For Yating “Sherry” Zhang ’19, a chemistry major, Hobart and William Smith Colleges’ new certificate in Teaching English as a Foreign Language (TEFL) comes at an opportune time to expand her career horizons. While looking for summer jobs in Beijing, she found “a huge demand for English teachers at both for-profit and non-profit [organizations]…At the same time, the TEFL Certification Program came out. I thought this is perfect.”
Zhang, who speaks English and Mandarin and is learning German, is a student in “Education 336: Second Language Acquisition,” one of the courses required for the certificate. Seventeen languages are represented among students in the class, and all students have either lived abroad or plan to do so.
According to Assistant Professor of Education Audrey Roberson, who is teaching the course, “Our discussions about language acquisition theories are really rich because we’ve had exposure to these processes ourselves as teachers and students, in settings across the world.”
Hobart and William Smith number among the few liberal arts institutions in the nation to offer a TEFL Certificate, an entry-level credential that is required for many jobs teaching English abroad. The increasing global demand for English language learning has driven for-profit entities to offer certificates that, according to Roberson, may not be sound, and there is no accrediting organization governing them.
Roberson explains that HWS is now “among those institutions answering the call to design rigorous certificate programs that truly prepare students to be successful in overseas teaching settings. In the Education Department we want all students who pursue the Certificate to be more than just a ‘backpacker teacher,’ or one who sets out to teach abroad with a sense of adventure, but maybe lacks training in pedagogy and intercultural communication.”
In 2016, Roberson began researching best practices and working with colleagues in applied linguistics to develop the Colleges’ TEFL Certificate Program. That work resulted in a curriculum with three areas of critical focus for students: a foundation in English linguistics, study and application of language teaching methods, and an understanding of the connections between language and culture.

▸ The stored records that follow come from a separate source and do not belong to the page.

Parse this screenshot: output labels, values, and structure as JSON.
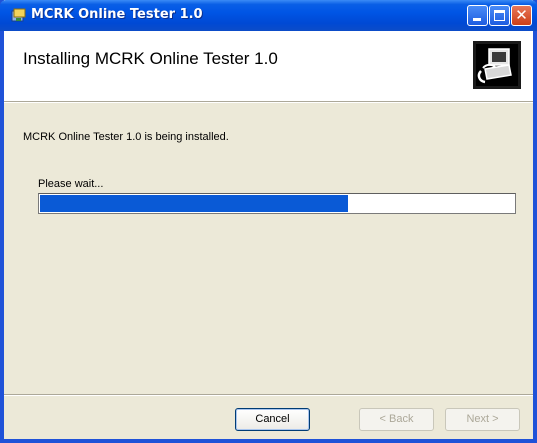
{
  "window": {
    "title": "MCRK Online Tester 1.0",
    "titlebar_color": "#0055E5"
  },
  "titlebar": {
    "app_icon": "installer-icon",
    "controls": [
      "minimize-icon",
      "maximize-icon",
      "close-icon"
    ]
  },
  "banner": {
    "title": "Installing MCRK Online Tester 1.0",
    "graphic_icon": "computer-setup-icon"
  },
  "body": {
    "status": "MCRK Online Tester 1.0 is being installed.",
    "progress_label": "Please wait...",
    "progress_fraction": 0.65,
    "progress_color": "#0A5AD6"
  },
  "buttons": {
    "cancel_label": "Cancel",
    "back_label": "< Back",
    "next_label": "Next >"
  }
}
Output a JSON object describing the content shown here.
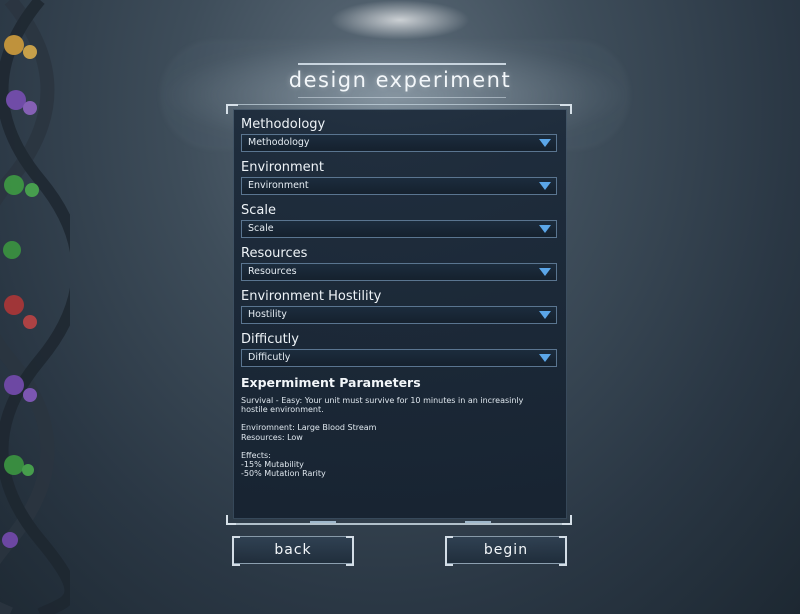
{
  "title": "design experiment",
  "fields": [
    {
      "label": "Methodology",
      "value": "Methodology"
    },
    {
      "label": "Environment",
      "value": "Environment"
    },
    {
      "label": "Scale",
      "value": "Scale"
    },
    {
      "label": "Resources",
      "value": "Resources"
    },
    {
      "label": "Environment Hostility",
      "value": "Hostility"
    },
    {
      "label": "Difficutly",
      "value": "Difficutly"
    }
  ],
  "parameters": {
    "title": "Expermiment Parameters",
    "description": "Survival - Easy: Your unit must survive for 10 minutes in an increasinly hostile environment.",
    "environment": "Enviromnent: Large Blood Stream",
    "resources": "Resources: Low",
    "effects_label": "Effects:",
    "effect_1": "-15% Mutability",
    "effect_2": "-50% Mutation Rarity"
  },
  "buttons": {
    "back": "back",
    "begin": "begin"
  },
  "colors": {
    "accent": "#5ba6e8",
    "panel": "#1c2a3a"
  },
  "icons": {
    "dropdown": "chevron-down-icon"
  }
}
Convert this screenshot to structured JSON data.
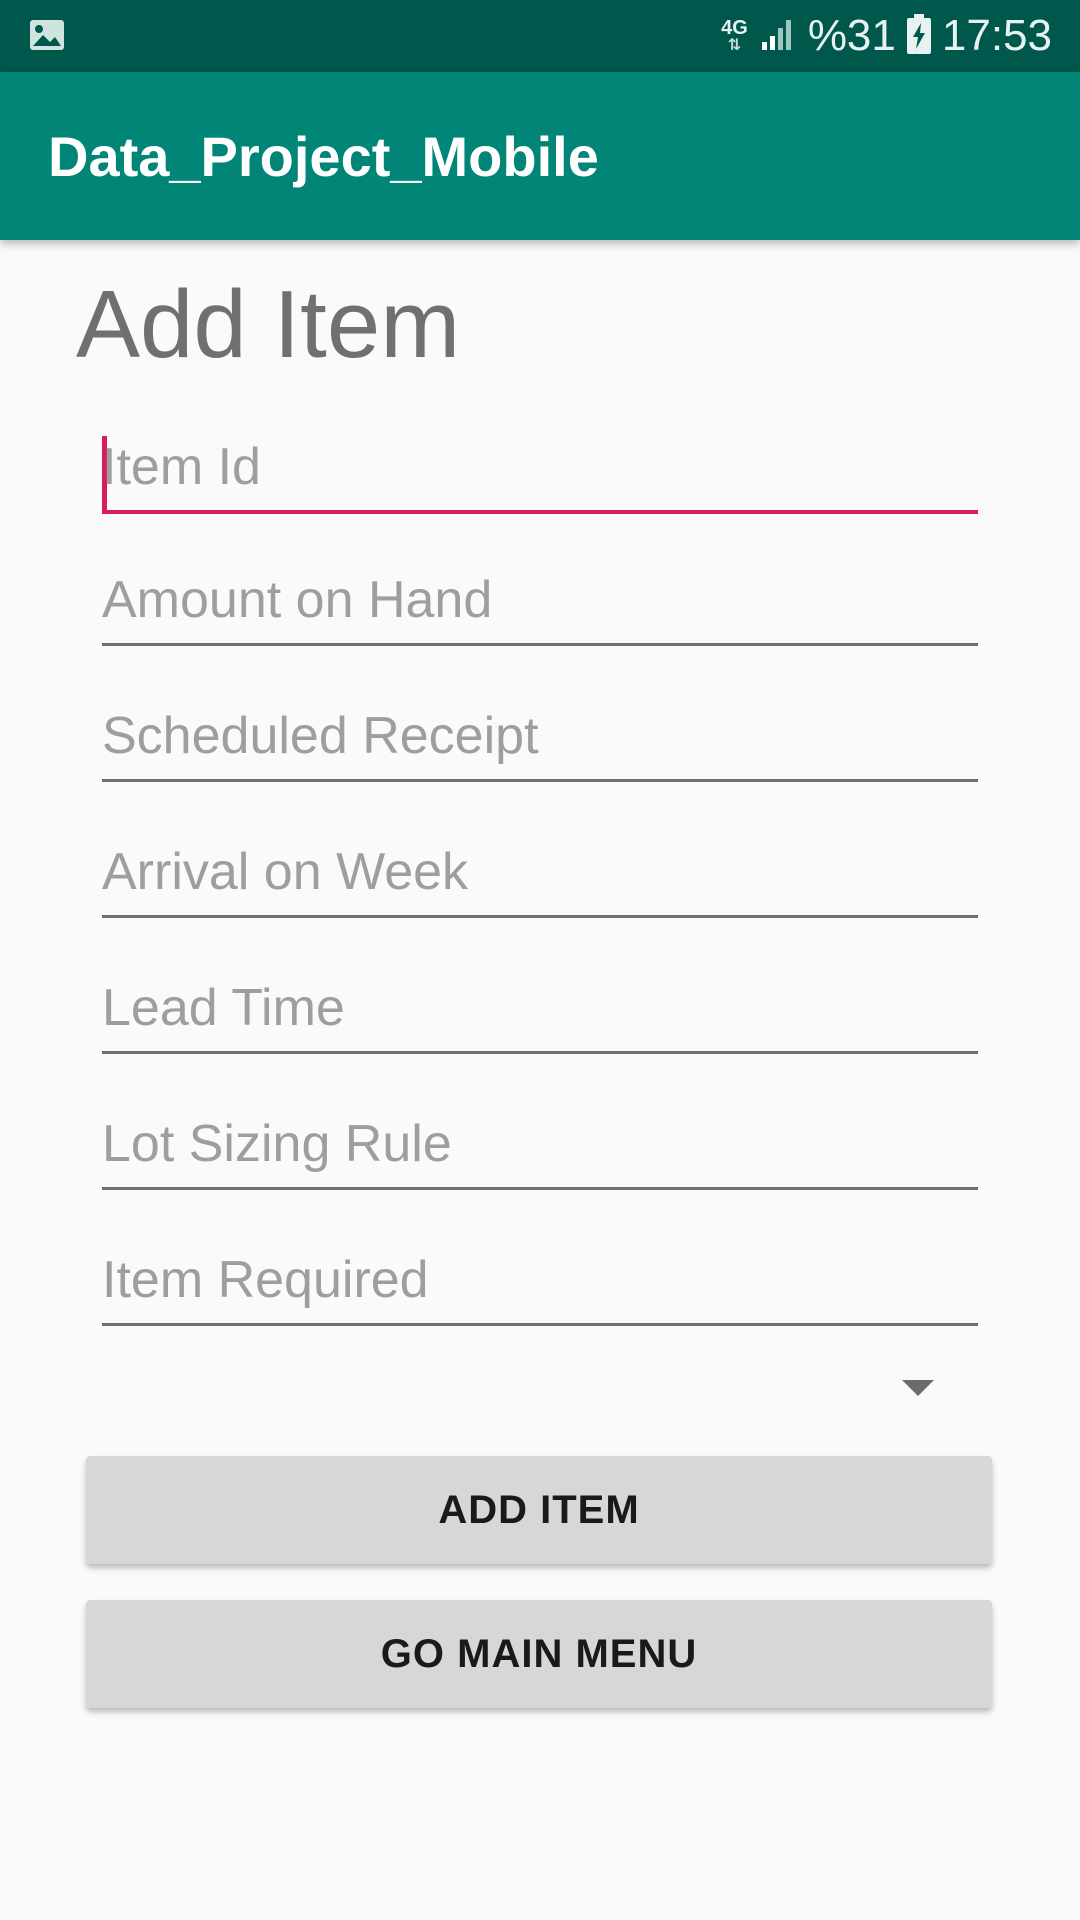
{
  "status_bar": {
    "network": "4G",
    "battery": "%31",
    "time": "17:53",
    "icons": [
      "image-icon",
      "network-arrows-icon",
      "signal-icon",
      "battery-charging-icon"
    ]
  },
  "app_bar": {
    "title": "Data_Project_Mobile",
    "color": "#008577"
  },
  "page": {
    "heading": "Add Item"
  },
  "form": {
    "fields": [
      {
        "placeholder": "Item Id",
        "value": ""
      },
      {
        "placeholder": "Amount on Hand",
        "value": ""
      },
      {
        "placeholder": "Scheduled Receipt",
        "value": ""
      },
      {
        "placeholder": "Arrival on Week",
        "value": ""
      },
      {
        "placeholder": "Lead Time",
        "value": ""
      },
      {
        "placeholder": "Lot Sizing Rule",
        "value": ""
      },
      {
        "placeholder": "Item Required",
        "value": ""
      }
    ],
    "spinner": {
      "selected": "",
      "icon": "dropdown-arrow-icon"
    },
    "accent_color": "#d81b60"
  },
  "buttons": {
    "add_item": "ADD ITEM",
    "go_main_menu": "GO MAIN MENU"
  }
}
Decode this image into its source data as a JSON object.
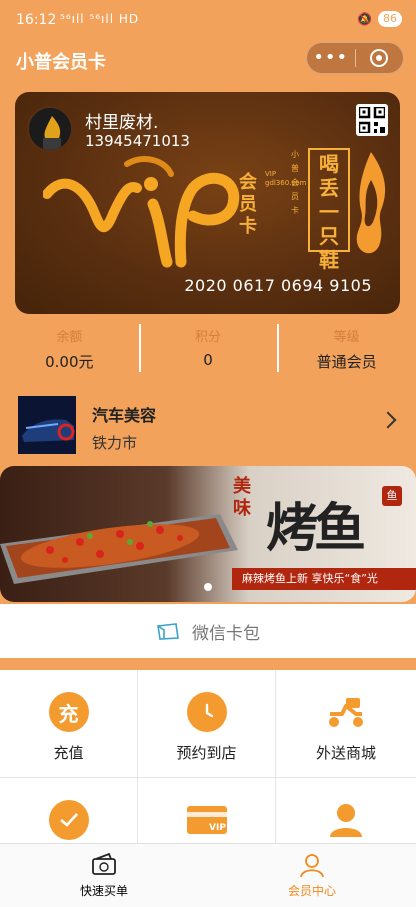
{
  "status_bar": {
    "time": "16:12",
    "signal": "⁵⁶ıll ⁵⁶ıll HD",
    "battery": "86"
  },
  "app": {
    "title": "小普会员卡"
  },
  "card": {
    "name": "村里废材.",
    "phone": "13945471013",
    "card_label": "会员卡",
    "small_vertical": "VIP gdl360.com",
    "brand_small": "小普会员卡",
    "brand_name": "喝丢一只鞋",
    "number": "2020 0617 0694 9105"
  },
  "stats": [
    {
      "label": "余额",
      "value": "0.00元"
    },
    {
      "label": "积分",
      "value": "0"
    },
    {
      "label": "等级",
      "value": "普通会员"
    }
  ],
  "store": {
    "name": "汽车美容",
    "location": "铁力市"
  },
  "banner": {
    "mei": "美味",
    "headline": "烤鱼",
    "seal": "鱼",
    "ribbon": "麻辣烤鱼上新  享快乐“食”光"
  },
  "wechat_card_pack": {
    "label": "微信卡包"
  },
  "grid": [
    {
      "label": "充值",
      "icon": "charge-icon",
      "glyph": "充"
    },
    {
      "label": "预约到店",
      "icon": "clock-icon",
      "glyph": ""
    },
    {
      "label": "外送商城",
      "icon": "delivery-scooter-icon",
      "glyph": ""
    },
    {
      "label": "",
      "icon": "check-ticket-icon",
      "glyph": ""
    },
    {
      "label": "",
      "icon": "vip-card-icon",
      "glyph": ""
    },
    {
      "label": "",
      "icon": "user-icon",
      "glyph": ""
    }
  ],
  "tabs": [
    {
      "label": "快速买单",
      "icon": "wallet-icon"
    },
    {
      "label": "会员中心",
      "icon": "member-icon"
    }
  ],
  "colors": {
    "primary": "#f2a25b",
    "accent": "#f08a1c",
    "card_dark": "#5a2f10",
    "gold": "#f7b13a"
  }
}
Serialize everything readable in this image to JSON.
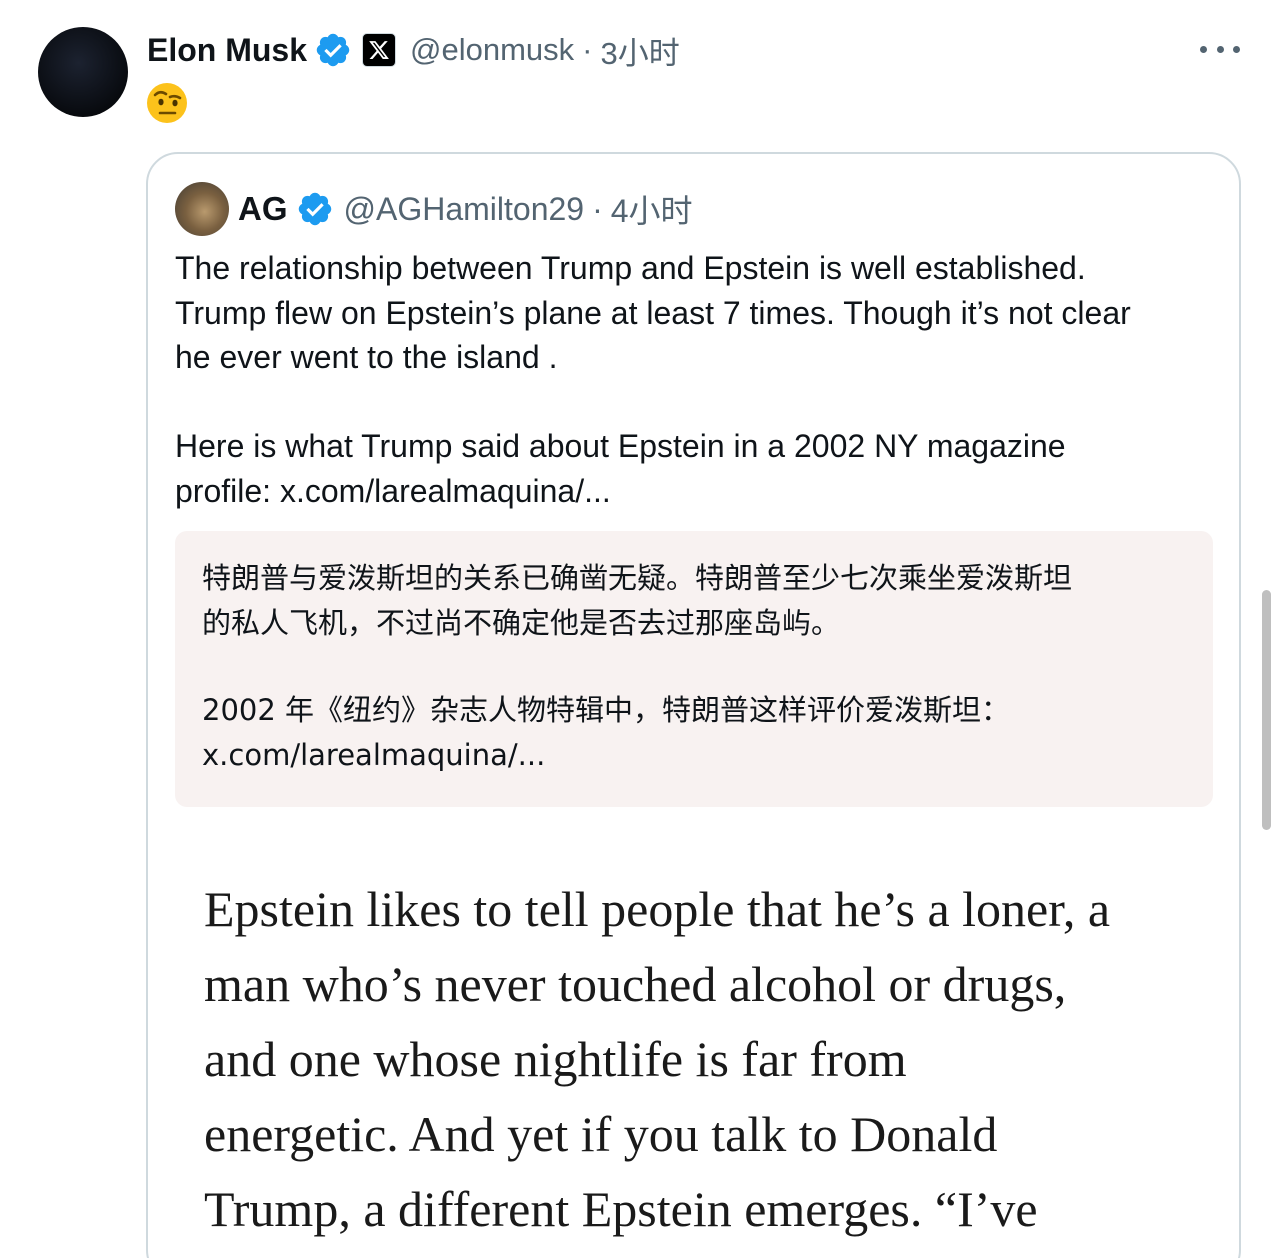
{
  "tweet": {
    "author_name": "Elon Musk",
    "handle": "@elonmusk",
    "separator": "·",
    "time": "3小时",
    "reaction_emoji": "face-with-raised-eyebrow",
    "brand_color": "#1d9bf0"
  },
  "quote": {
    "author_name": "AG",
    "handle": "@AGHamilton29",
    "separator": "·",
    "time": "4小时",
    "text_lines": [
      "The relationship between Trump and Epstein is well established.",
      "Trump flew on Epstein’s plane at least 7 times. Though it’s not clear",
      "he ever went to the island ."
    ],
    "text2_lines": [
      "Here is what Trump said about Epstein in a 2002 NY magazine",
      "profile:  x.com/larealmaquina/..."
    ],
    "translation": {
      "lines": [
        "特朗普与爱泼斯坦的关系已确凿无疑。特朗普至少七次乘坐爱泼斯坦",
        "的私人飞机，不过尚不确定他是否去过那座岛屿。"
      ],
      "lines2": [
        "2002 年《纽约》杂志人物特辑中，特朗普这样评价爱泼斯坦：",
        "x.com/larealmaquina/..."
      ]
    },
    "article_lines": [
      "Epstein likes to tell people that he’s a loner, a",
      "man who’s never touched alcohol or drugs,",
      "and one whose nightlife is far from",
      "energetic. And yet if you talk to Donald",
      "Trump, a different Epstein emerges. “I’ve"
    ]
  }
}
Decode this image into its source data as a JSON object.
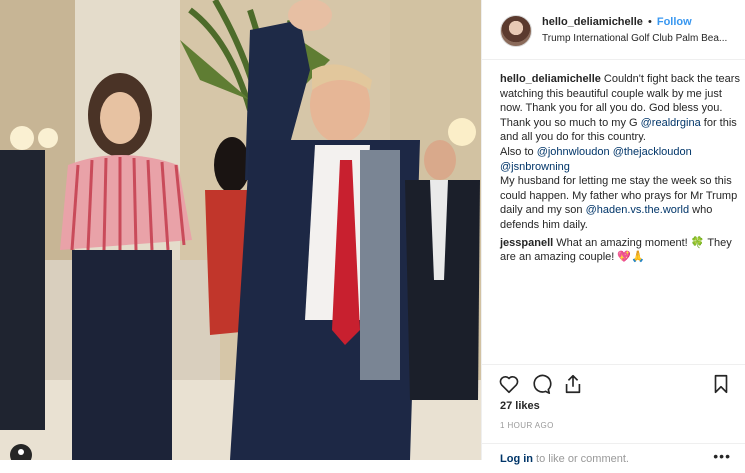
{
  "post": {
    "user": {
      "username": "hello_deliamichelle",
      "separator": "•",
      "follow_label": "Follow"
    },
    "location": "Trump International Golf Club Palm Bea...",
    "comments": [
      {
        "username": "hello_deliamichelle",
        "text_1": " Couldn't fight back the tears watching this beautiful couple walk by me just now. Thank you for all you do. God bless you.",
        "text_2": "Thank you so much to my G ",
        "mention_1": "@realdrgina",
        "text_3": " for this and all you do for this country.",
        "text_4": "Also to ",
        "mention_2": "@johnwloudon",
        "mention_3": "@thejackloudon",
        "mention_4": "@jsnbrowning",
        "text_5": "My husband for letting me stay the week so this could happen. My father who prays for Mr Trump daily and my son ",
        "mention_5": "@haden.vs.the.world",
        "text_6": " who defends him daily."
      },
      {
        "username": "jesspanell",
        "text": " What an amazing moment! 🍀 They are an amazing couple! 💖🙏"
      }
    ],
    "likes": "27 likes",
    "time": "1 HOUR AGO",
    "add_comment": {
      "login": "Log in",
      "rest": " to like or comment.",
      "more": "•••"
    },
    "icons": [
      "heart-icon",
      "comment-icon",
      "share-icon",
      "bookmark-icon"
    ]
  },
  "colors": {
    "link": "#3897f0",
    "mention": "#003569",
    "muted": "#999999"
  }
}
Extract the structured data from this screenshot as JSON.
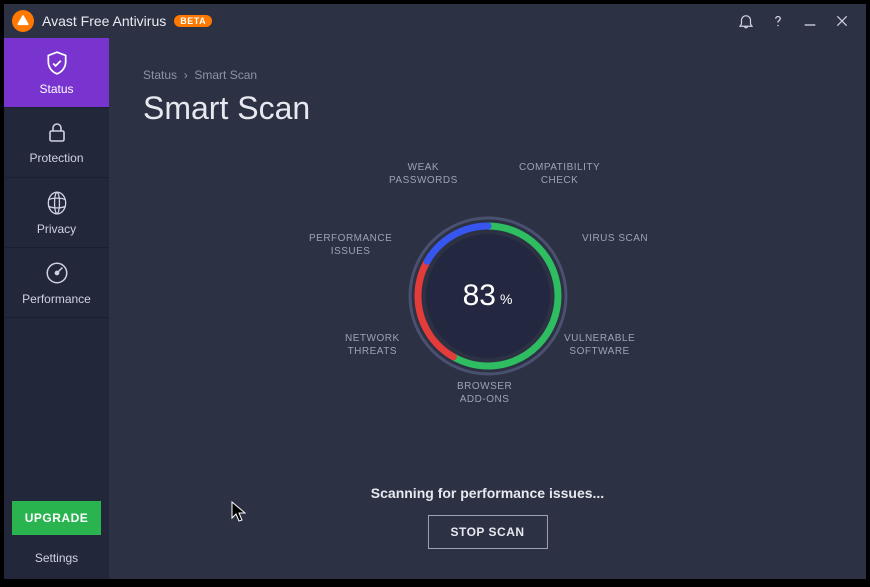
{
  "app": {
    "name": "Avast Free Antivirus",
    "beta_label": "BETA"
  },
  "sidebar": {
    "items": [
      {
        "label": "Status"
      },
      {
        "label": "Protection"
      },
      {
        "label": "Privacy"
      },
      {
        "label": "Performance"
      }
    ],
    "upgrade_label": "UPGRADE",
    "settings_label": "Settings"
  },
  "breadcrumb": {
    "parent": "Status",
    "current": "Smart Scan"
  },
  "page": {
    "title": "Smart Scan"
  },
  "dial": {
    "percent": "83",
    "unit": "%",
    "labels": {
      "compatibility": "COMPATIBILITY\nCHECK",
      "virus": "VIRUS SCAN",
      "vulnerable": "VULNERABLE\nSOFTWARE",
      "browser": "BROWSER\nADD-ONS",
      "network": "NETWORK\nTHREATS",
      "performance": "PERFORMANCE\nISSUES",
      "weak": "WEAK\nPASSWORDS"
    }
  },
  "status_text": "Scanning for performance issues...",
  "stop_label": "STOP SCAN",
  "colors": {
    "accent": "#7934d0",
    "green": "#2ab450",
    "ring_green": "#2fbd62",
    "ring_blue": "#3756f0",
    "ring_red": "#e43b3b",
    "ring_track": "#4a5170"
  }
}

The program also includes a practicum in which students work alongside an experienced teacher in an international English language teaching setting.
This six-course sequence is one that Scott MacPhail, Health Professions and Fellowships Advisor, anticipates “will be of significant interest to a number of current and prospective students interested in the Peace Corps, Fulbright programs and traveling internationally, as well as teaching and working abroad.” In effect, the coursework “draws on the breadth of our liberal arts curriculum,” says Roberson, who will direct the program. “Students choose an elective that addresses the intersection of language and culture, and there are many departments that offer interesting courses. It also may appeal to the 60 percent of our students who study abroad, which is why the practicum is designed to be completed in many different types of classrooms.”
The certificate program does not count as a major or minor, nor toward New York State teacher certification, and students of any major and minor may apply.
Associate Professor of Education Mary Kelly, who chairs the Education Department, anticipates that some students may combine the certificate with the new major in Educational Studies, to “develop insight through practical, hands-on experience in international education. Furthermore, several faculty members have experience teaching and conducting research abroad, and now we can help prepare students to do the same.”
Interested students can download the TEFL certificate declaration form and schedule a meeting with Roberson.
Building on the Colleges’ natonal ranking as No. 1 in study abroad, says Roberson, and the “impressive record of students being awarded Fulbright scholarships and being accepted to the Peace Corps, the foundation in linguistics, pedagogy and intercultural communication that a TEFL Certificate provides will only enhance our globally engaged focus.”
In the above photo, Emily Surprenant ’15 teaches English to primary and secondary school students in Kosovo where she is a Peace Corps Volunteer.